Plot lines …
· The Coronavirus Crisis has forced many churches to scramble to adopt new technologies in order to conduct weekly services.
· Change is inevitable. This change has been happening for quite some time now, and then all at once.
· Q: If everyone moved to Western Kansas, where would you have to plant a church? A: In Western Kansas.
· Thankfully everyone has not moved to Kansas, but everyone has moved to the web. Is your church simply streaming it Sunday service or has your church finally decided to plant a digital campus?

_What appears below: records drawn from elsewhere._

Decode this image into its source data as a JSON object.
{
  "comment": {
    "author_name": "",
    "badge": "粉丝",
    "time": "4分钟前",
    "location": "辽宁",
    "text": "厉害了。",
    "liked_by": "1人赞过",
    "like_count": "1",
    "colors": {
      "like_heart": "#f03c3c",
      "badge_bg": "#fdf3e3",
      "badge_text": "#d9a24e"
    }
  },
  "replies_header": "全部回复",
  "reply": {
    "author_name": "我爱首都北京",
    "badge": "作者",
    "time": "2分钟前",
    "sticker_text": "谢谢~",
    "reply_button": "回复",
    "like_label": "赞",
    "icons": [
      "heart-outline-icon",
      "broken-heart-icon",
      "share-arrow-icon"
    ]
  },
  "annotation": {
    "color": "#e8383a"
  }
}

And just like that, everyone’s plans for 2020 changed dramatically. In the last 30 days, people who depend on face-to-face interactions to accomplish their jobs, or as we like to say around here - achieve their desired outcomes, have been stymied. Not only have people’s plans been upended, no one knows for sure if/when life will get back to normal. You can be certain of one thing, even when the current Coronavirus Crisis dissipates, things will not go back to the way they were. Instead, we will search for another new normal just like we did after 9/11 and the Great Recession of 2008.
With the “shelter in place” edicts in most parts of the country, many churches have had to scramble to adopt online streaming capabilities to conduct weekly services. The burning question on everyone’s mind is, “When this is all over, will people come back to the physical church?” One of the answers I ponder is “Does it really matter?”
Don’t get me wrong, I am not saying church doesn’t matter. I am not even saying physical attendance doesn’t matter. What I am saying is, “Just because we were used to physically showing-up at church because there was no other way (remember those days?), does spiritual growth require a person to physically attend church? In other words, does life transformation require physical attendance?” Some people argue that very little life transformation happens on Sunday mornings, but that is a discussion for another time.
We can look at other aspects of life to help draw some answers to this vital question. Education has been more and more moving to online courses. Many are questioning the amount of learning that actually happens in front of a lecturer. Businesses have been relying on video conferencing to conduct online meetings for quite some time now. Conducting business online is not a foreign concept at all – many software companies conduct all business online. In the last ten years, much of life has moved online. Much like the bankruptcy of Mike in Hemingway’s “The Sun Also Rises”, this has been happening “gradually and then suddenly.”
Until now, very few churches focused on its “online congregation.” Over the years, I’ve asked a good number of pastors about their weekend attendance; that’s how we billed at Fellowship One. J Most pastors think about the size of their church, weekly attendance, as the number of people sitting in the pews on any given Sunday. Online church was only there for convenience of someone who was out of town on vacation, or attending one of their kid’s out-of-town tournaments, or had to work on a weekend, or … you get the picture. In today’s world, that’s becoming more of the norm. It doesn’t make these people less Christian; that’s not one of the measures, is it? With everyone attending online for this period in history, perhaps churches can start treating people who watch online no differently than those who physically attend? For that to happen, processes and measurements will need to change; perhaps even a new mindset is required.
What if everyone moved to Western Kansas? Thankfully (for the people who currently live in Western Kansas and for all of us) everyone has not moved to Western Kansas. But everyone has moved to the Internet. Many people spend over 4 hours a day conducting their life’s business online, communicating or just surfing. Have you formally opened up an online campus, or is your streaming just a makeshift setup until things get back to normal? Remember what I said earlier about normal?
At Communitas, we spend a lot of time discussing how our software fits within processes and what metrics are intended to be tracked associated with such processes. When we designed our software, we specifically planned for every church to have an online campus. And when we say online campus, it’s not just for streaming your Sunday service. This isn’t an after-the-fact bolt-on, it’s part of the intentional way we think churches will conduct themselves in the future.
Sign up for a trial account today, take a test drive, see how we help you better know your people.
Reach out to me any time and we can discuss our ideas about church systems. Drop me an email at email@example.com or text me at (214) 668-9807. We can even set up time to discuss over the phone, video or someday face-to-face, hopefully in the near future. Technology is rapidly changing the ways people live For the sake of the next generation, the church cannot be left behind. I look forward to hearing from you.